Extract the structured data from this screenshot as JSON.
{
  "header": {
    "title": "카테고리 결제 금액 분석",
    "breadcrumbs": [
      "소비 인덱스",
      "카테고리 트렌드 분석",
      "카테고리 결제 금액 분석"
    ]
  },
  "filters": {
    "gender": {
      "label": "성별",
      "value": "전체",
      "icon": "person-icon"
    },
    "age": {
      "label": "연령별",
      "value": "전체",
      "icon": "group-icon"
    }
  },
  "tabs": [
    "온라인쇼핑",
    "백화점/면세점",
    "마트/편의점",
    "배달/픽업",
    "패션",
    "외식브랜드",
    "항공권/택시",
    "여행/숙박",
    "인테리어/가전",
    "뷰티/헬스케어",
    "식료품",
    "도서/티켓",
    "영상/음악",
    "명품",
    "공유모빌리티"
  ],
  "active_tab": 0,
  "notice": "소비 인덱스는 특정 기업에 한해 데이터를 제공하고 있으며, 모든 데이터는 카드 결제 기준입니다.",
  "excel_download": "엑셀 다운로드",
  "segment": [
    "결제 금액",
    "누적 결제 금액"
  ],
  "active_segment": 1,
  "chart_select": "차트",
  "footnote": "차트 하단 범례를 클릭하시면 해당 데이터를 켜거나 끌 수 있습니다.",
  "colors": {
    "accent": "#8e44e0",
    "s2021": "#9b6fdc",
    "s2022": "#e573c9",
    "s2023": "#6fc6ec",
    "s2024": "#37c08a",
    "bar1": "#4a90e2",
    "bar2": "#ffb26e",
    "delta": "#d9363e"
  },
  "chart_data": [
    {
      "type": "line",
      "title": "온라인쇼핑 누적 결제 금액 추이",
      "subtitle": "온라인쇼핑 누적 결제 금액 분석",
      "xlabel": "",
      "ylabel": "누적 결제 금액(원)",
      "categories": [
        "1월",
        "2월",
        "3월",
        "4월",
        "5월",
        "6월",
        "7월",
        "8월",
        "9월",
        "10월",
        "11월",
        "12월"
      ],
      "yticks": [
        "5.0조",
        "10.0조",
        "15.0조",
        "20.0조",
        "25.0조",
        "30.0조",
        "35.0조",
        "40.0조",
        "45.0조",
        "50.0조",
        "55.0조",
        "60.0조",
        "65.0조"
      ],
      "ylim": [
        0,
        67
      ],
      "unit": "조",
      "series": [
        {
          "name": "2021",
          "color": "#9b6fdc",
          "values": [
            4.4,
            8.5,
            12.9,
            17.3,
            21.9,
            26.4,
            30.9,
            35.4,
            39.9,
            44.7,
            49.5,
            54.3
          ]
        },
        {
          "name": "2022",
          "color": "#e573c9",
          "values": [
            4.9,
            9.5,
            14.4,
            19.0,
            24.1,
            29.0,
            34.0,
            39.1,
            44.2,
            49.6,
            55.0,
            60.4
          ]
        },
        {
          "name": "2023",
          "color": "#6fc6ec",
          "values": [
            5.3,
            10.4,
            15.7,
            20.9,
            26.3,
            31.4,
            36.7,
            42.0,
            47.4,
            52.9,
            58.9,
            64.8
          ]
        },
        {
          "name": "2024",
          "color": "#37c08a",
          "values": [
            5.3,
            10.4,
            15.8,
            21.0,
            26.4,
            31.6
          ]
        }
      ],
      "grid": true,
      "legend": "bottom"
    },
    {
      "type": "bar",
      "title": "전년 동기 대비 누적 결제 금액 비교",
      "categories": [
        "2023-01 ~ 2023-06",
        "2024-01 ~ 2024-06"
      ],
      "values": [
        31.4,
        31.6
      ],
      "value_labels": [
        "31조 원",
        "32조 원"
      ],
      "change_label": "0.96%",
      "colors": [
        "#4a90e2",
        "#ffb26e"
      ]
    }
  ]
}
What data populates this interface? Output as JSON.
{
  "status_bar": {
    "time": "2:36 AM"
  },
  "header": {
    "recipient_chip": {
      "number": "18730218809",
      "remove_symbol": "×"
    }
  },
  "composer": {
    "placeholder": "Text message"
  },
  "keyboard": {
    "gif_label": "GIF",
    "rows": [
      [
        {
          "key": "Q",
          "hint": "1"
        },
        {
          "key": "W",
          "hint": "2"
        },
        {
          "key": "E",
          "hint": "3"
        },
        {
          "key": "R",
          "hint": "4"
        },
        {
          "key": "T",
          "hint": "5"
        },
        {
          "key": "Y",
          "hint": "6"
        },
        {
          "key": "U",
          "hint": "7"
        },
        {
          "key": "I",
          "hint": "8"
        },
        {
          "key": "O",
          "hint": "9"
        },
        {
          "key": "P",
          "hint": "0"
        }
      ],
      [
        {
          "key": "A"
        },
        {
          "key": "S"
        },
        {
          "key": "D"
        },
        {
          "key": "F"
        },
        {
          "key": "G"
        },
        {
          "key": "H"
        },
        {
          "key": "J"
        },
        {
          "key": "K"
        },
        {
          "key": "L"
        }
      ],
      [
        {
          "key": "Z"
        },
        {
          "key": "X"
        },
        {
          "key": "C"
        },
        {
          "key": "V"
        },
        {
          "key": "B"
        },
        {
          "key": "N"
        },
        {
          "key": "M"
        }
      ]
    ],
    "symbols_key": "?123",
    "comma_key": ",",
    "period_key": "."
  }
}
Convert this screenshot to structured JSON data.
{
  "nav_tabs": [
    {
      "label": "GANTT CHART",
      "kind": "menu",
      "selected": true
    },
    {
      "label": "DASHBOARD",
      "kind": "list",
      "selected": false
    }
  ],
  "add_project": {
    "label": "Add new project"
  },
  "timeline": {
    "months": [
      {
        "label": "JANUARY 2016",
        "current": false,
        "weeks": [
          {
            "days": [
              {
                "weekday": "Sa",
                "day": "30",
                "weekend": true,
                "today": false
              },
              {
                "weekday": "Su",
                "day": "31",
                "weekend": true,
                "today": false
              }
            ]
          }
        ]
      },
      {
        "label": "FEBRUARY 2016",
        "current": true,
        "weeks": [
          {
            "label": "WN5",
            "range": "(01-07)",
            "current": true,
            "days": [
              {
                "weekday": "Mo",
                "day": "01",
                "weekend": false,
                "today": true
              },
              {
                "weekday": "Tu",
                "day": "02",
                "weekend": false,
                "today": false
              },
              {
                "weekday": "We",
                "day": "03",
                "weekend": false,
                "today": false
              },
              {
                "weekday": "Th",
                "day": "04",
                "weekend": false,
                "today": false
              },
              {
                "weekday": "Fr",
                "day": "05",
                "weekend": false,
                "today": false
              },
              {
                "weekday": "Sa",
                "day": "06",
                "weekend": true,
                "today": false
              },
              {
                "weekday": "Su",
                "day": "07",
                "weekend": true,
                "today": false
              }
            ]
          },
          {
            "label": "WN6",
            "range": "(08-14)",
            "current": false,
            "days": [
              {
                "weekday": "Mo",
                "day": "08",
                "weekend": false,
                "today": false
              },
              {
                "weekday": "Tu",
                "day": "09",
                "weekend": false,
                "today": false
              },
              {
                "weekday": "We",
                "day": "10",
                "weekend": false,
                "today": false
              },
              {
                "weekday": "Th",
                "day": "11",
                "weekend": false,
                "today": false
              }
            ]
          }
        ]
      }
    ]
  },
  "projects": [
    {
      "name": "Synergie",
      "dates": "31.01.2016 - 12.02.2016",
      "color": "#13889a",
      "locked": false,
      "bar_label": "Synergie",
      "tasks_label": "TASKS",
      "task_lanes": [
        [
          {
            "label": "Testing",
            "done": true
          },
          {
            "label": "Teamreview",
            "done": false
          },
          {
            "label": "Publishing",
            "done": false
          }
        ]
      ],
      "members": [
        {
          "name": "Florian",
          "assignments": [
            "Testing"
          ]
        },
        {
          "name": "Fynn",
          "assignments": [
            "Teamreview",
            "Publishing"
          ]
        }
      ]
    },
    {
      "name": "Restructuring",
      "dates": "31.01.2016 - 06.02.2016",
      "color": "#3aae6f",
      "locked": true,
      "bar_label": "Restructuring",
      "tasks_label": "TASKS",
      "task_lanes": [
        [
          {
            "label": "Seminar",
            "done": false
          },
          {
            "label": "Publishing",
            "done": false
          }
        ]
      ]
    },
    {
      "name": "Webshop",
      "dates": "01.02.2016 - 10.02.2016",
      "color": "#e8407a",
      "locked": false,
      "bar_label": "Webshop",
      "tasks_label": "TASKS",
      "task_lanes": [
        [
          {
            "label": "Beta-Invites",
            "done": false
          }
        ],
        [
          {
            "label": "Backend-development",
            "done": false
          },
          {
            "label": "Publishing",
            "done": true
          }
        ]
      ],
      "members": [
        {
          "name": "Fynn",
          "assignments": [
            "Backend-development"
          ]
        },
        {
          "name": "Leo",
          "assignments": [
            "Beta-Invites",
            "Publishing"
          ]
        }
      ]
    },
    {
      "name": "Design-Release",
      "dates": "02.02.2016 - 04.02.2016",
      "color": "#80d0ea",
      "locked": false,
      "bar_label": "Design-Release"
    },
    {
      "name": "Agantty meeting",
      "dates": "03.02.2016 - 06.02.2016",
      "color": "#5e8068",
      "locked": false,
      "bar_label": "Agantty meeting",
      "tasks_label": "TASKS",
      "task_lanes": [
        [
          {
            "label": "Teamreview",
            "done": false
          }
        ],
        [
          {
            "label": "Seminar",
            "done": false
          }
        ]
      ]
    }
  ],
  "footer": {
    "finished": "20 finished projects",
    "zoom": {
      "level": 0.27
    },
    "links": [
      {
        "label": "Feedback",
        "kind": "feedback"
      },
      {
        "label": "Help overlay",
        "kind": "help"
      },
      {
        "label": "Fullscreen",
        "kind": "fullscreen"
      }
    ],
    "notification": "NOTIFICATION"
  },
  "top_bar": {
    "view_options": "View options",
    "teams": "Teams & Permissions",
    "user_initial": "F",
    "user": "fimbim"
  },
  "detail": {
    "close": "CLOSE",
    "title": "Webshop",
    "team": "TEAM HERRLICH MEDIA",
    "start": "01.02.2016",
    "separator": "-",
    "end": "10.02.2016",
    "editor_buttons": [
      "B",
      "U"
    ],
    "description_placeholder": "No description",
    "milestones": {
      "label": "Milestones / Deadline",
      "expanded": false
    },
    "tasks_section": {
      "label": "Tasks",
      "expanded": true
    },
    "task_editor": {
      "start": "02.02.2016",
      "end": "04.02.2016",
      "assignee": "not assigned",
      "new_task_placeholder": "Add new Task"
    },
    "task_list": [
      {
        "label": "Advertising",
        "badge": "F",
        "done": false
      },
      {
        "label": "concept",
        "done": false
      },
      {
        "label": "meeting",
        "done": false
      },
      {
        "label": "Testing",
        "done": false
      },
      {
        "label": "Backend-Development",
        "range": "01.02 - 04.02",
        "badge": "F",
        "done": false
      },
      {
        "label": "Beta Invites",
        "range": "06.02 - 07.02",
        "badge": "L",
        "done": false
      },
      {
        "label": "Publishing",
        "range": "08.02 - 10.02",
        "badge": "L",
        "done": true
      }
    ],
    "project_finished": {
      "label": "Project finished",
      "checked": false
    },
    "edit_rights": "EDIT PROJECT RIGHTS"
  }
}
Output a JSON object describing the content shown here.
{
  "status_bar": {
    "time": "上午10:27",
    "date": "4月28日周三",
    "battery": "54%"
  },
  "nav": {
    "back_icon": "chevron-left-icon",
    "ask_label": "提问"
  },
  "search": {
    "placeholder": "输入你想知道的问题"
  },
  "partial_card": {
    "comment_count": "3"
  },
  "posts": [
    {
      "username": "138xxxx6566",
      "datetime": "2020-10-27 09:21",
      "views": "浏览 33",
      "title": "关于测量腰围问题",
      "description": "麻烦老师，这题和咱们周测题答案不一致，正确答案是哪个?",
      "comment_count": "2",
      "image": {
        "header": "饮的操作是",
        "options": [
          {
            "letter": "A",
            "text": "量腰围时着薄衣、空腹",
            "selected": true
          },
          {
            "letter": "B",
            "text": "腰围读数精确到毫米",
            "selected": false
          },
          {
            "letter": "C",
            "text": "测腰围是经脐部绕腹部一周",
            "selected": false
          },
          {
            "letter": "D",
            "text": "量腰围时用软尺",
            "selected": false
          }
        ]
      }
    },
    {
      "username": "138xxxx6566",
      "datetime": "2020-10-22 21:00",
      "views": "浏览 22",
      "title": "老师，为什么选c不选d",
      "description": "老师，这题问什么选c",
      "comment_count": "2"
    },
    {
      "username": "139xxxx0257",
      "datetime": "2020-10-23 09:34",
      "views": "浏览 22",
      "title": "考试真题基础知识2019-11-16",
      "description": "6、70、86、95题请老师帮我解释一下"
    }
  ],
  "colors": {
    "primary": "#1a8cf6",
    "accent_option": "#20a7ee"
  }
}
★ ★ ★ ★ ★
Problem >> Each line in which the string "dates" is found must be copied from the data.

Response below >>
      "dates": "31.01.2016 - 12.02.2016",
      "dates": "31.01.2016 - 06.02.2016",
      "dates": "01.02.2016 - 10.02.2016",
      "dates": "02.02.2016 - 04.02.2016",
      "dates": "03.02.2016 - 06.02.2016",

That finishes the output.